In 2019 it seemed as though the whole world was talking about environmental sustainability. As a result, more businesses began to implement paperless policies, introduce recycling bins and encourage their staff to choose greener commutes.
But when lockdown saw many of us switch off, the plummeting levels of pollution and the return of wildlife really brought home the true impact of business and industry on our planet – and how much more needs to be done.
Now that we are working towards getting back to work, there are strong calls for us to make this return a clean and green one and use the loosening lockdown as an opportunity to fundamentally change the way business works. It’s time to think long term – if we truly want business to be environmentally sustainable, then a more strategic stance must be adopted.
Tactics vs strategy
In 2018, energy consultancy Carbon Credentials discovered that just 10% of UK companies in their research had a strategy for reducing carbon emissions. And yet, 70% of heads of sustainability thought that their company was doing enough.
These findings were mirrored within our own research.
In our environmental report, Reduce, reuse, recycle: what SMEs are doing to save the planet, few respondents made references to a commercially-relevant strategic plan that included environmental considerations.
Instead, most of the actions undertaken could be viewed as short-term and ‘tactical’ – separate, individual actions that focused on the here and now rather than the possibility of long-term, business-wide change.
This is not to say that tactics, such as switching to electric vehicles or cutting down on paper, are not useful or beneficial, but without a structure or logical framework these measures can become difficult to maintain or accelerate. The regulatory framework for the environment and the technology to support it are likely to evolve at a rapid pace, and a long-term strategy and robust framework are essential for meeting this changing landscape.
“It will be interesting to see how things develop over the coming years,” said Simon Hughes, operations manager and principle geologist of TerraDat. “It’s challenging for UK businesses to really know what to expect given regulatory uncertainty and different territories and legislative systems.”
By transforming sustainability into a business strategy rather than a piecemeal collection of actions, business leaders can create a framework of processes that can build success, evaluate effectiveness and strive for continual improvement. This framework can also diffuse sustainability throughout the whole business, making it a part of every decision-making process.
Doing so transforms sustainability into a proactive rather than a reactive business endeavour. The consequences of this can lead to bigger and bolder steps being taken. It can also ensure that a business remains in-step with regulations and laws, or even exceeds them, reducing the likelihood of fines or prosecution.
Tactics or commercial opportunity?
By adopting a tactical approach to sustainability, businesses only scratch the surface of what they could do. It also means that they are probably not recognising the commercial opportunities of integrating sustainability into their business.
This could be a key failing, according to the London School of Economics: “The technical shifts for net-zero will likely require a groundswell in popular support and acceptance of new technologies and ways of living.

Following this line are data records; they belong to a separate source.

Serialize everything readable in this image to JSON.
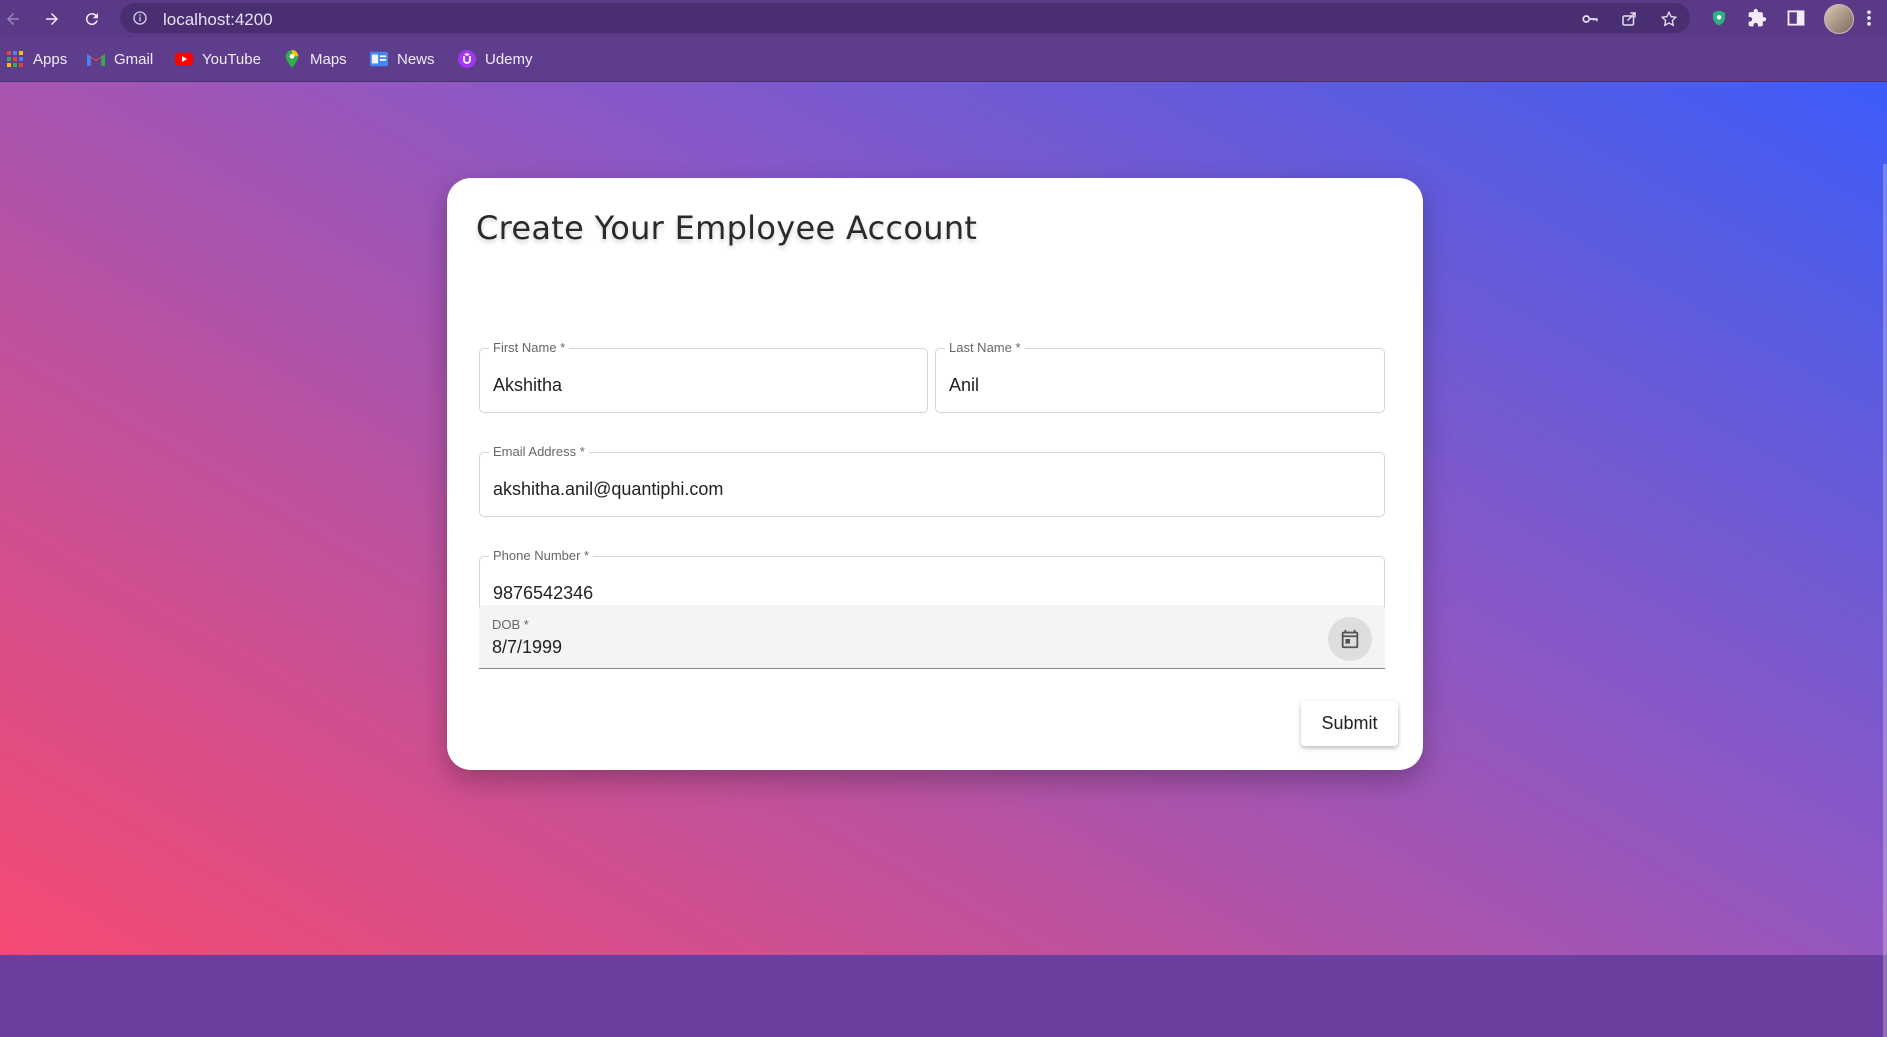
{
  "browser": {
    "url": "localhost:4200",
    "bookmarks": [
      {
        "label": "Apps",
        "icon": "apps-grid-icon"
      },
      {
        "label": "Gmail",
        "icon": "gmail-icon"
      },
      {
        "label": "YouTube",
        "icon": "youtube-icon"
      },
      {
        "label": "Maps",
        "icon": "maps-icon"
      },
      {
        "label": "News",
        "icon": "news-icon"
      },
      {
        "label": "Udemy",
        "icon": "udemy-icon"
      }
    ]
  },
  "form": {
    "title": "Create Your Employee Account",
    "first_name": {
      "label": "First Name *",
      "value": "Akshitha"
    },
    "last_name": {
      "label": "Last Name *",
      "value": "Anil"
    },
    "email": {
      "label": "Email Address *",
      "value": "akshitha.anil@quantiphi.com"
    },
    "phone": {
      "label": "Phone Number *",
      "value": "9876542346"
    },
    "dob": {
      "label": "DOB *",
      "value": "8/7/1999"
    },
    "submit_label": "Submit"
  },
  "colors": {
    "gradient_start": "#f54a72",
    "gradient_end": "#3d5cfa",
    "toolbar": "#5a3a86"
  }
}
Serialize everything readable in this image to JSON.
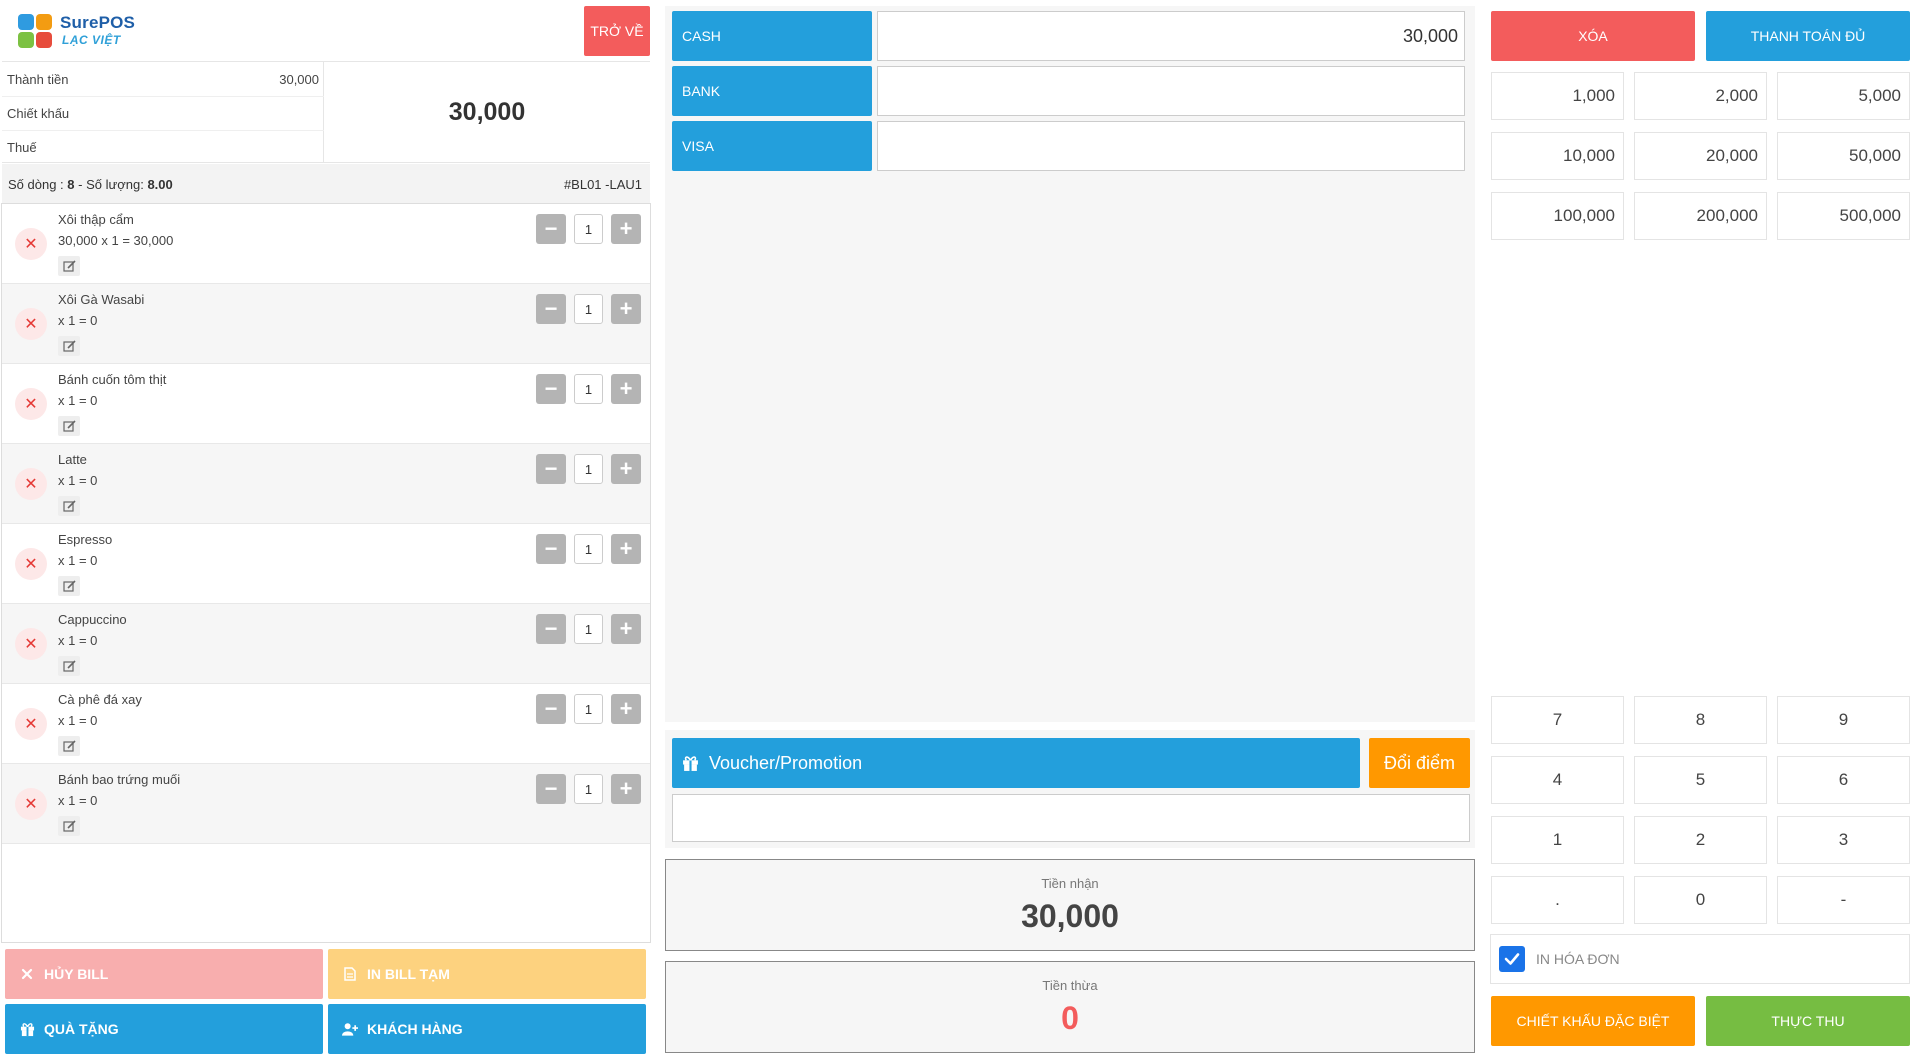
{
  "header": {
    "logo_title": "SurePOS",
    "logo_subtitle": "LẠC VIỆT",
    "back_label": "TRỞ VỀ"
  },
  "summary": {
    "subtotal_label": "Thành tiền",
    "subtotal_value": "30,000",
    "discount_label": "Chiết khấu",
    "discount_value": "",
    "tax_label": "Thuế",
    "tax_value": "",
    "total": "30,000"
  },
  "meta": {
    "lines_label": "Số dòng :",
    "lines_value": "8",
    "separator": "-",
    "qty_label": "Số lượng:",
    "qty_value": "8.00",
    "bill_code": "#BL01 -LAU1"
  },
  "items": [
    {
      "name": "Xôi thập cẩm",
      "line": "30,000 x 1 = 30,000",
      "qty": "1"
    },
    {
      "name": "Xôi Gà Wasabi",
      "line": "x 1 = 0",
      "qty": "1"
    },
    {
      "name": "Bánh cuốn tôm thịt",
      "line": "x 1 = 0",
      "qty": "1"
    },
    {
      "name": "Latte",
      "line": "x 1 = 0",
      "qty": "1"
    },
    {
      "name": "Espresso",
      "line": "x 1 = 0",
      "qty": "1"
    },
    {
      "name": "Cappuccino",
      "line": "x 1 = 0",
      "qty": "1"
    },
    {
      "name": "Cà phê đá xay",
      "line": "x 1 = 0",
      "qty": "1"
    },
    {
      "name": "Bánh bao trứng muối",
      "line": "x 1 = 0",
      "qty": "1"
    }
  ],
  "left_actions": {
    "cancel_bill": "HỦY BILL",
    "print_temp": "IN BILL TẠM",
    "gift": "QUÀ TẶNG",
    "customer": "KHÁCH HÀNG"
  },
  "payments": [
    {
      "label": "CASH",
      "value": "30,000"
    },
    {
      "label": "BANK",
      "value": ""
    },
    {
      "label": "VISA",
      "value": ""
    }
  ],
  "voucher": {
    "label": "Voucher/Promotion",
    "points_label": "Đổi điểm",
    "input_value": ""
  },
  "money": {
    "received_label": "Tiền nhận",
    "received_value": "30,000",
    "change_label": "Tiền thừa",
    "change_value": "0"
  },
  "keypad": {
    "clear_label": "XÓA",
    "pay_full_label": "THANH TOÁN ĐỦ",
    "amounts": [
      "1,000",
      "2,000",
      "5,000",
      "10,000",
      "20,000",
      "50,000",
      "100,000",
      "200,000",
      "500,000"
    ],
    "numbers": [
      "7",
      "8",
      "9",
      "4",
      "5",
      "6",
      "1",
      "2",
      "3",
      ".",
      "0",
      "-"
    ],
    "print_invoice_label": "IN HÓA ĐƠN",
    "print_invoice_checked": true,
    "special_discount_label": "CHIẾT KHẤU ĐẶC BIỆT",
    "collect_label": "THỰC THU"
  },
  "colors": {
    "blue": "#239fdc",
    "red": "#f35c5c",
    "orange": "#ff9800",
    "green": "#76bd42",
    "disabled_red": "#f8aeae",
    "disabled_orange": "#fdd27f",
    "change_red": "#f35c5c"
  }
}
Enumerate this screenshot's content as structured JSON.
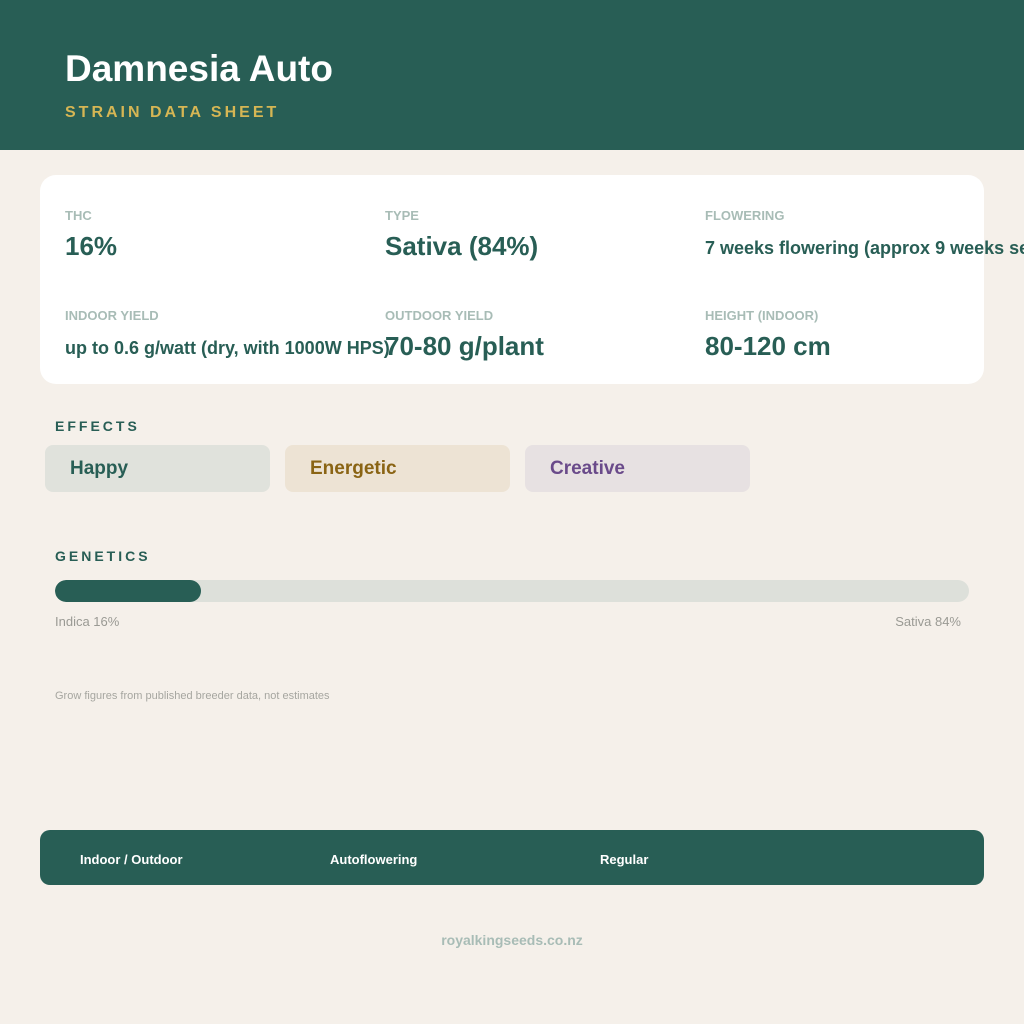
{
  "header": {
    "title": "Damnesia Auto",
    "subtitle": "STRAIN DATA SHEET",
    "background_color": "#285e55",
    "subtitle_color": "#d6b654"
  },
  "stats": [
    {
      "label": "THC",
      "value": "16%"
    },
    {
      "label": "TYPE",
      "value": "Sativa (84%)"
    },
    {
      "label": "FLOWERING",
      "value": "7 weeks flowering (approx 9 weeks se"
    },
    {
      "label": "INDOOR YIELD",
      "value": "up to 0.6 g/watt (dry, with 1000W HPS)"
    },
    {
      "label": "OUTDOOR YIELD",
      "value": "70-80 g/plant"
    },
    {
      "label": "HEIGHT (INDOOR)",
      "value": "80-120 cm"
    }
  ],
  "effects": {
    "title": "EFFECTS",
    "tags": [
      {
        "label": "Happy",
        "text_color": "#285e55",
        "bg_color": "#e0e2dc"
      },
      {
        "label": "Energetic",
        "text_color": "#8a6414",
        "bg_color": "#ede3d4"
      },
      {
        "label": "Creative",
        "text_color": "#6a4a8a",
        "bg_color": "#e7e1e2"
      }
    ]
  },
  "genetics": {
    "title": "GENETICS",
    "indica_fraction": 0.16,
    "indica_label": "Indica 16%",
    "sativa_label": "Sativa 84%"
  },
  "footnote": "Grow figures from published breeder data, not estimates",
  "footer": {
    "items": [
      "Indoor / Outdoor",
      "Autoflowering",
      "Regular"
    ]
  },
  "website": "royalkingseeds.co.nz"
}
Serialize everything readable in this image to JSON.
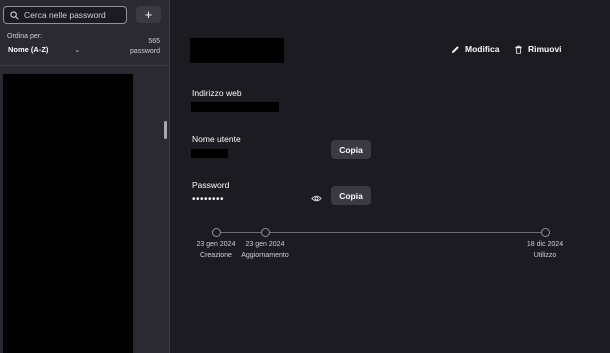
{
  "sidebar": {
    "search_placeholder": "Cerca nelle password",
    "add_label": "+",
    "sort_label": "Ordina per:",
    "sort_value": "Nome (A-Z)",
    "count_number": "565",
    "count_unit": "password",
    "scroll_position": 0.19
  },
  "detail": {
    "edit_label": "Modifica",
    "remove_label": "Rimuovi",
    "fields": {
      "website_label": "Indirizzo web",
      "username_label": "Nome utente",
      "password_label": "Password",
      "password_mask": "••••••••",
      "copy_label": "Copia"
    },
    "timeline": [
      {
        "date": "23 gen 2024",
        "name": "Creazione"
      },
      {
        "date": "23 gen 2024",
        "name": "Aggiornamento"
      },
      {
        "date": "18 dic 2024",
        "name": "Utilizzo"
      }
    ]
  },
  "colors": {
    "background": "#1c1b22",
    "sidebar": "#2b2a33",
    "button": "#3a3944",
    "text": "#fbfbfe"
  }
}
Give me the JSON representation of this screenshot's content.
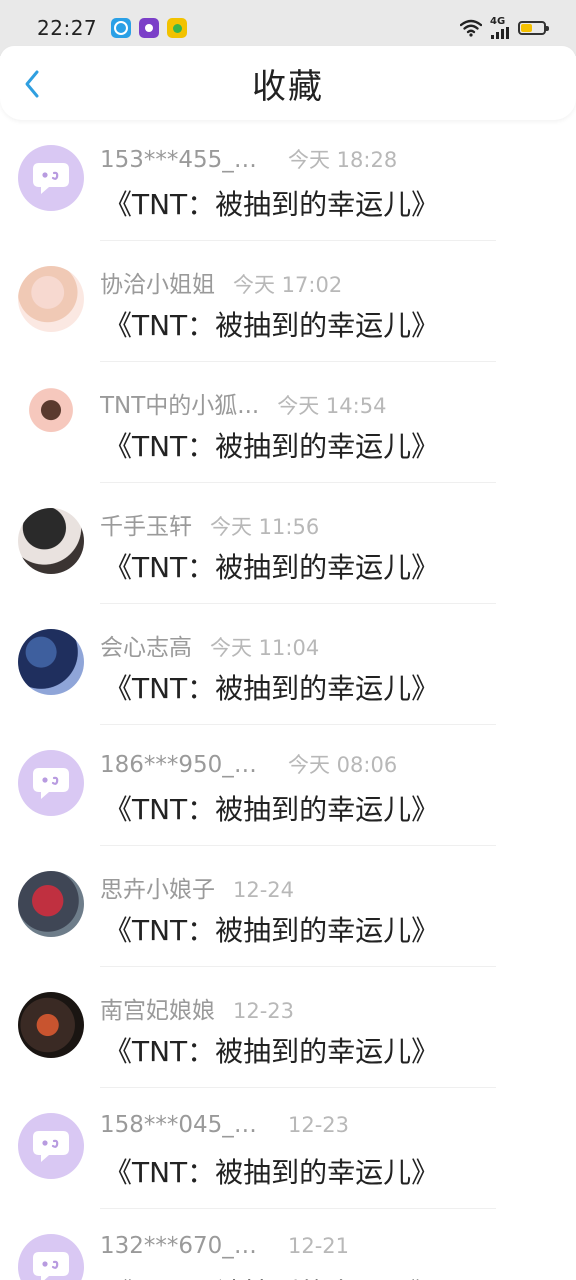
{
  "status_bar": {
    "time": "22:27",
    "network": "4G",
    "battery_level": 0.5,
    "icons": [
      "app-1-icon",
      "app-2-icon",
      "app-3-icon",
      "wifi-icon",
      "signal-icon",
      "battery-icon"
    ]
  },
  "header": {
    "title": "收藏",
    "back_icon": "chevron-left-icon"
  },
  "colors": {
    "accent": "#2f9fe0",
    "default_avatar_bg": "#d9c8f3",
    "status_bar_bg": "#e9e9e9",
    "username_text": "#9a9a9a",
    "time_text": "#b8b8b8"
  },
  "favorites": [
    {
      "user": "153***455_5...",
      "time": "今天 18:28",
      "title": "《TNT：被抽到的幸运儿》",
      "avatar": "default"
    },
    {
      "user": "协洽小姐姐",
      "time": "今天 17:02",
      "title": "《TNT：被抽到的幸运儿》",
      "avatar": "photo"
    },
    {
      "user": "TNT中的小狐...",
      "time": "今天 14:54",
      "title": "《TNT：被抽到的幸运儿》",
      "avatar": "photo"
    },
    {
      "user": "千手玉轩",
      "time": "今天 11:56",
      "title": "《TNT：被抽到的幸运儿》",
      "avatar": "photo"
    },
    {
      "user": "会心志高",
      "time": "今天 11:04",
      "title": "《TNT：被抽到的幸运儿》",
      "avatar": "photo"
    },
    {
      "user": "186***950_4...",
      "time": "今天 08:06",
      "title": "《TNT：被抽到的幸运儿》",
      "avatar": "default"
    },
    {
      "user": "思卉小娘子",
      "time": "12-24",
      "title": "《TNT：被抽到的幸运儿》",
      "avatar": "photo"
    },
    {
      "user": "南宫妃娘娘",
      "time": "12-23",
      "title": "《TNT：被抽到的幸运儿》",
      "avatar": "photo"
    },
    {
      "user": "158***045_6...",
      "time": "12-23",
      "title": "《TNT：被抽到的幸运儿》",
      "avatar": "default"
    },
    {
      "user": "132***670_4...",
      "time": "12-21",
      "title": "《TNT：被抽到的幸运儿》",
      "avatar": "default"
    }
  ]
}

But societal shifts unlock new commercial opportunities too, and net-zero could drive growth for new industries and products. These could be positioned in business strategies and marketing as being in line with societal trends.”
By integrating environmental sustainability into other business goals, businesses could begin to see sustainability as giving them a competitive advantage. It could encourage product development and push businesses to respond to customer demand, which is likely to become more discerning as more and more of us recognise the impact of our consumer habits.
Adopting the long game
Switching to a more strategic approach clearly has a lot of arguments in favour of it. But how can businesses begin?
Adopting an environmental management system, such as ISO 14001, can be one way of aligning business interests with environmental ones. Implementing this Standard creates a framework which businesses can use to monitor, evaluate and improve their environmental goals.
It can help them to set baselines for their business’ environmental impact while regular reviewing ensures that the goalposts do not remain still. Instead, a business can strive towards continual improvement and check that it keeps up with new rules and regulations.
The majority of our respondents did not have an environmental management system in place, but 80% of those said that they didn’t do enough for the environment and that a system could help them.
Of those with ISO 14001, 60% revealed that it had increased their understanding and compliance with environmental legislation with a reduced potential for fines.
Implementing a system can also help to spread sustainability throughout the business. “The practical efforts that go along with adopting an environmental management system have transformed our way of working and the results we’ve been able to get for our customers,” said Nigel Glover, HSBQ manager of WMQ Building Services.
Simon Hughes of TerraDat agreed: “ISO 14001 isn’t just about box-ticking to win business. For us it has been a practical foundation for a culturally important element of how our organisation is run.”
Develop your own system
With the end of lockdown nearing, there has never been a better time to adopt new ways of working and to put sustainability at the heart of your business.
If you would like to drive a new environmental strategy within your company, feel free to get in touch with us to discuss ISO 14001. You can call us on 0333 344 3646 or email us at email@example.com.
You can also read our full report, Reduce, reuse, recycle: what SMEs are doing to save the planet, to find out more about SME attitudes towards sustainability and the action being taken.